Of course they are just one couple, and not all gay relationships are about love. (Not all relationships are about love, no?) But if you believe that two consenting adults should live their lives in hiding so that you and your family can lead a sanitised existence, I think that’s irresponsible. Your insecurities belong to you, so own them and take steps within your capacity to protect your family; your fears are not a national problem requiring government intervention. And don’t make it my problem either, because I don’t need a seldom-enforced rule in place to reassure me about how my kids are going to turn out.
As for the weekend, I trusted that my daughter was in safe hands even before one friend said to the other, “Don’t let her out of your sight! Even if you need to go to the toilet, make sure she’s standing outside your door and you can see her feet!”
The fact is that my children will grow up around people who’ve realised that they’re never going to pair up and play house with the opposite sex. They will also grow up going to church. If this were a Facebook-defined relationship I’d say it was complicated, and Alf and I haven’t decided on an official statement for Layla and Z when they start asking more questions. What I would definitely say is that the sound and fury surrounding homosexuality has reached ridiculous heights, and this has been perfectly summed up by a pastor that I respect:
Shopping for a camera was something I’d been putting off for the longest time because I always feared getting confused over the different dials and settings. Also, I didn’t want to splurge on a new gadget only to discover that I preferred taking pictures with a phone cam. But the deal really was good–it was within my budget–and I trusted Shirley’s opinion, so I decided to stop overthinking this and go ahead with the buy. I still have a lot to learn, obviously, but I’m glad I have a proper camera now.
I'm Evelyn, and I run this blog.
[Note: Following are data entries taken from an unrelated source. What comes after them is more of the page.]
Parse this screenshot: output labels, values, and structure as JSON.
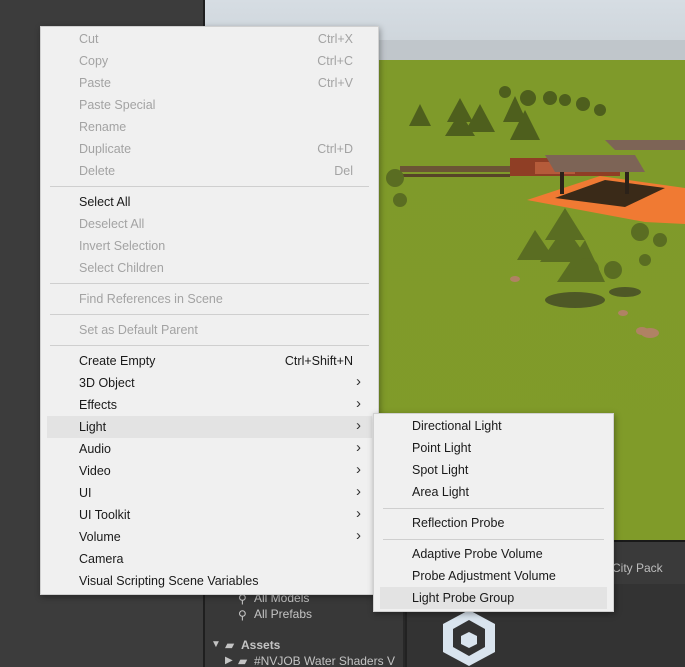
{
  "context_menu": {
    "items": [
      {
        "label": "Cut",
        "shortcut": "Ctrl+X",
        "disabled": true
      },
      {
        "label": "Copy",
        "shortcut": "Ctrl+C",
        "disabled": true
      },
      {
        "label": "Paste",
        "shortcut": "Ctrl+V",
        "disabled": true
      },
      {
        "label": "Paste Special",
        "disabled": true
      },
      {
        "label": "Rename",
        "disabled": true
      },
      {
        "label": "Duplicate",
        "shortcut": "Ctrl+D",
        "disabled": true
      },
      {
        "label": "Delete",
        "shortcut": "Del",
        "disabled": true
      },
      {
        "label": "Select All",
        "disabled": false
      },
      {
        "label": "Deselect All",
        "disabled": true
      },
      {
        "label": "Invert Selection",
        "disabled": true
      },
      {
        "label": "Select Children",
        "disabled": true
      },
      {
        "label": "Find References in Scene",
        "disabled": true
      },
      {
        "label": "Set as Default Parent",
        "disabled": true
      },
      {
        "label": "Create Empty",
        "shortcut": "Ctrl+Shift+N",
        "disabled": false
      },
      {
        "label": "3D Object",
        "submenu": true
      },
      {
        "label": "Effects",
        "submenu": true
      },
      {
        "label": "Light",
        "submenu": true,
        "highlighted": true
      },
      {
        "label": "Audio",
        "submenu": true
      },
      {
        "label": "Video",
        "submenu": true
      },
      {
        "label": "UI",
        "submenu": true
      },
      {
        "label": "UI Toolkit",
        "submenu": true
      },
      {
        "label": "Volume",
        "submenu": true
      },
      {
        "label": "Camera"
      },
      {
        "label": "Visual Scripting Scene Variables"
      }
    ],
    "arrow_glyph": "›"
  },
  "light_submenu": {
    "items": [
      {
        "label": "Directional Light"
      },
      {
        "label": "Point Light"
      },
      {
        "label": "Spot Light"
      },
      {
        "label": "Area Light"
      },
      {
        "label": "Reflection Probe"
      },
      {
        "label": "Adaptive Probe Volume"
      },
      {
        "label": "Probe Adjustment Volume"
      },
      {
        "label": "Light Probe Group",
        "highlighted": true
      }
    ]
  },
  "project_panel": {
    "favorites": [
      "All Models",
      "All Prefabs"
    ],
    "assets_label": "Assets",
    "first_folder": "#NVJOB Water Shaders V",
    "breadcrumb_tail": "City Pack"
  },
  "colors": {
    "menu_bg": "#f0f0f0",
    "highlight": "#e3e3e3",
    "disabled_text": "#a3a3a3",
    "ground": "#809b29"
  }
}
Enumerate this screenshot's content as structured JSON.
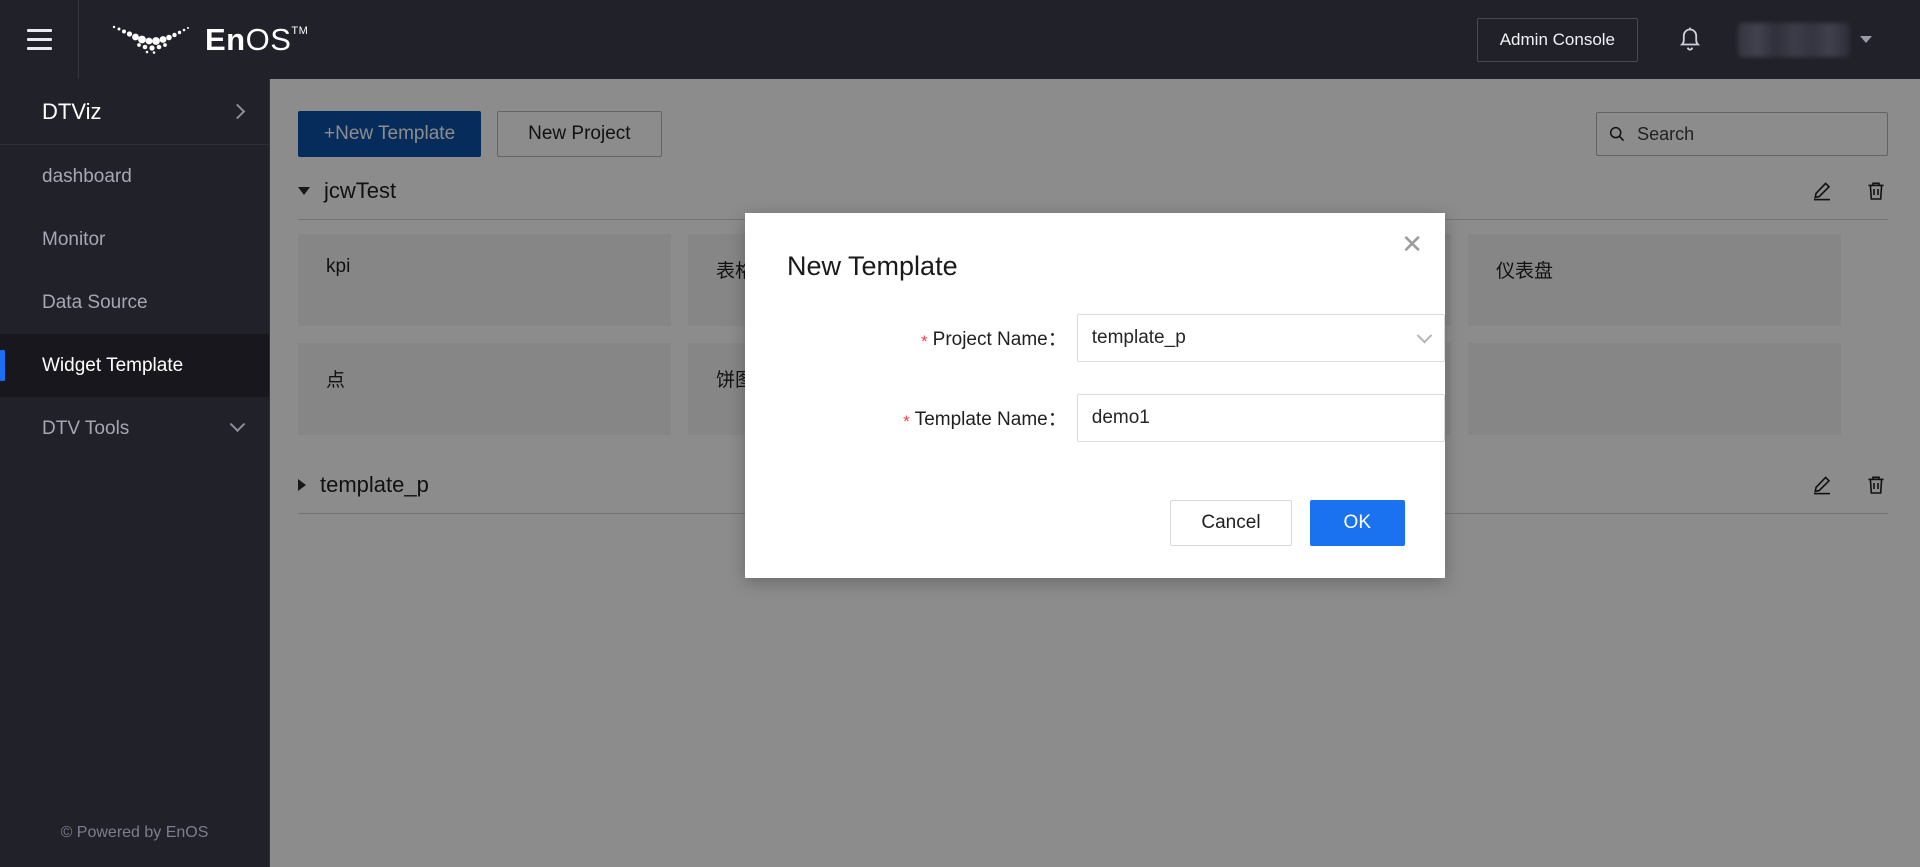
{
  "header": {
    "menu_icon": "hamburger-icon",
    "brand": {
      "en": "En",
      "os": "OS",
      "tm": "TM"
    },
    "admin_console_label": "Admin Console",
    "bell_icon": "notification-bell-icon",
    "user_caret_icon": "chevron-down-icon"
  },
  "sidebar": {
    "header_label": "DTViz",
    "header_chevron": "chevron-right-icon",
    "items": [
      {
        "label": "dashboard",
        "active": false,
        "chevron": ""
      },
      {
        "label": "Monitor",
        "active": false,
        "chevron": ""
      },
      {
        "label": "Data Source",
        "active": false,
        "chevron": ""
      },
      {
        "label": "Widget Template",
        "active": true,
        "chevron": ""
      },
      {
        "label": "DTV Tools",
        "active": false,
        "chevron": "chevron-down-icon"
      }
    ],
    "footer": "© Powered by EnOS"
  },
  "toolbar": {
    "new_template_label": "+New Template",
    "new_project_label": "New Project",
    "search_placeholder": "Search",
    "search_value": "",
    "search_icon": "search-icon"
  },
  "groups": [
    {
      "name": "jcwTest",
      "expanded": true,
      "edit_icon": "pencil-icon",
      "delete_icon": "trash-icon",
      "cards": [
        "kpi",
        "表格",
        "",
        "仪表盘",
        "点",
        "饼图",
        "",
        ""
      ]
    },
    {
      "name": "template_p",
      "expanded": false,
      "edit_icon": "pencil-icon",
      "delete_icon": "trash-icon",
      "cards": []
    }
  ],
  "modal": {
    "title": "New Template",
    "close_label": "✕",
    "project_name_label": "Project Name：",
    "project_name_value": "template_p",
    "project_name_chevron": "chevron-down-icon",
    "template_name_label": "Template Name：",
    "template_name_value": "demo1",
    "required_mark": "*",
    "cancel_label": "Cancel",
    "ok_label": "OK"
  },
  "colors": {
    "header_bg": "#212129",
    "sidebar_bg": "#212129",
    "active_accent": "#1b6ff5",
    "primary_button": "#0b50a6",
    "ok_button": "#1b72f0",
    "required_red": "#f5414f"
  }
}
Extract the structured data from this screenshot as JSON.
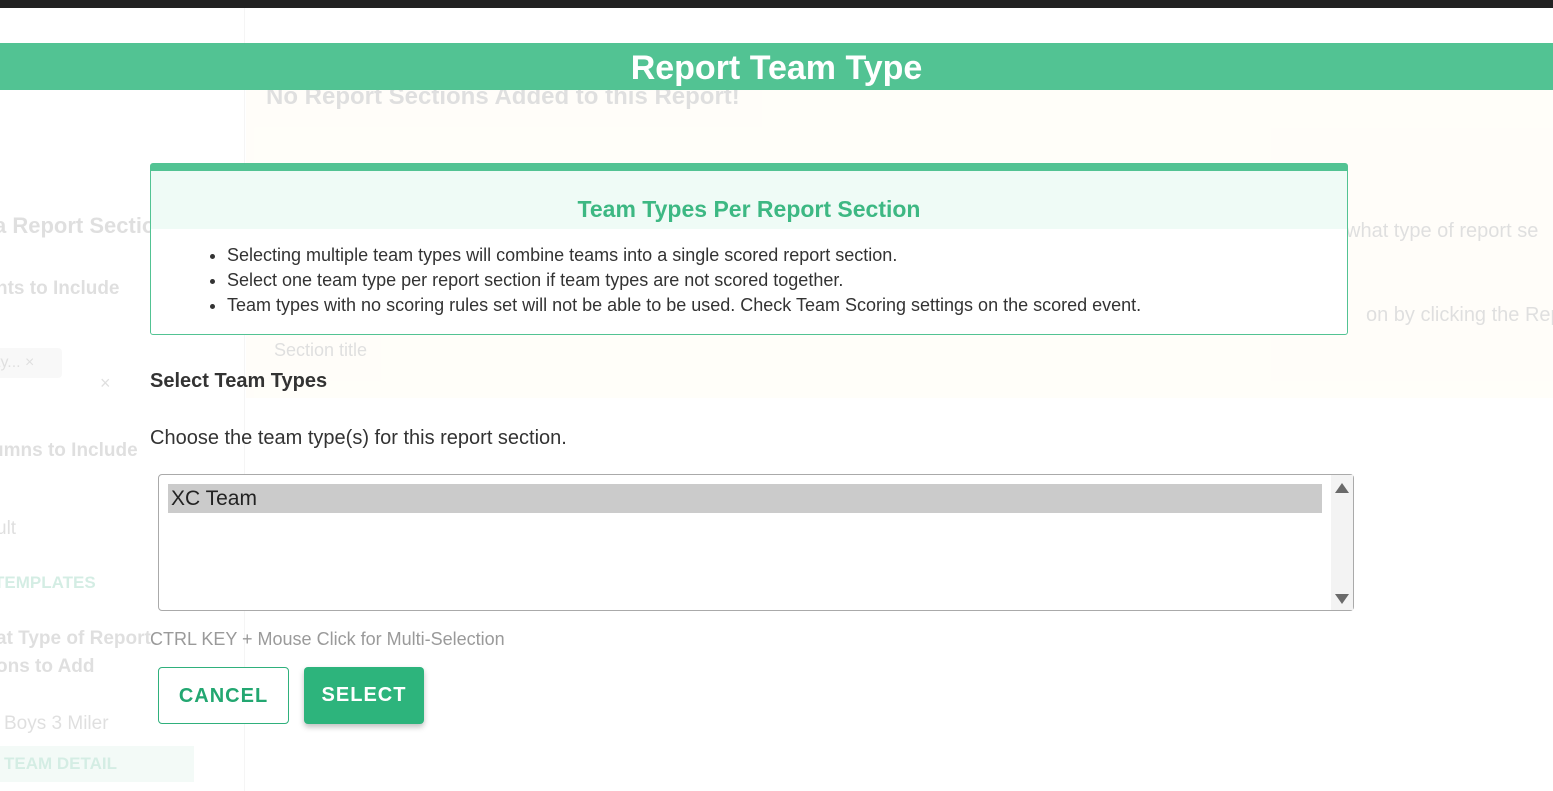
{
  "background": {
    "sidebar": {
      "section_title": "a Report Section",
      "events_heading": "nts to Include",
      "chip_text": "ty...",
      "chip_close": "×",
      "clear_icon": "×",
      "columns_heading": "umns to Include",
      "default_value": "ult",
      "templates_link": "TEMPLATES",
      "type_heading": "at Type of Report\nons to Add",
      "event_name": "Boys 3 Miler",
      "team_detail_button": "TEAM DETAIL"
    },
    "main": {
      "empty_message": "No Report Sections Added to this Report!",
      "right_text_1": "what type of report se",
      "right_text_2": "on by clicking the Rep",
      "section_title_placeholder": "Section title"
    }
  },
  "modal": {
    "title": "Report Team Type",
    "info": {
      "heading": "Team Types Per Report Section",
      "bullets": [
        "Selecting multiple team types will combine teams into a single scored report section.",
        "Select one team type per report section if team types are not scored together.",
        "Team types with no scoring rules set will not be able to be used. Check Team Scoring settings on the scored event."
      ]
    },
    "select_label": "Select Team Types",
    "select_help": "Choose the team type(s) for this report section.",
    "options": [
      "XC Team"
    ],
    "hint": "CTRL KEY + Mouse Click for Multi-Selection",
    "cancel_label": "CANCEL",
    "select_button_label": "SELECT"
  },
  "colors": {
    "accent": "#52c393",
    "button_primary": "#2db47c",
    "selected_option": "#cbcbcb"
  }
}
Fourteen years ago, I met my husband Alf in a classroom that neither of us belonged in, and grabbed his attention by nearly falling over a table. He didn't come to my rescue, but we did exchange numbers eventually. We now have two kids, Layla and Z, and our lives are the better for it. That's the short version of our story. Feel free to browse around and leave me a message!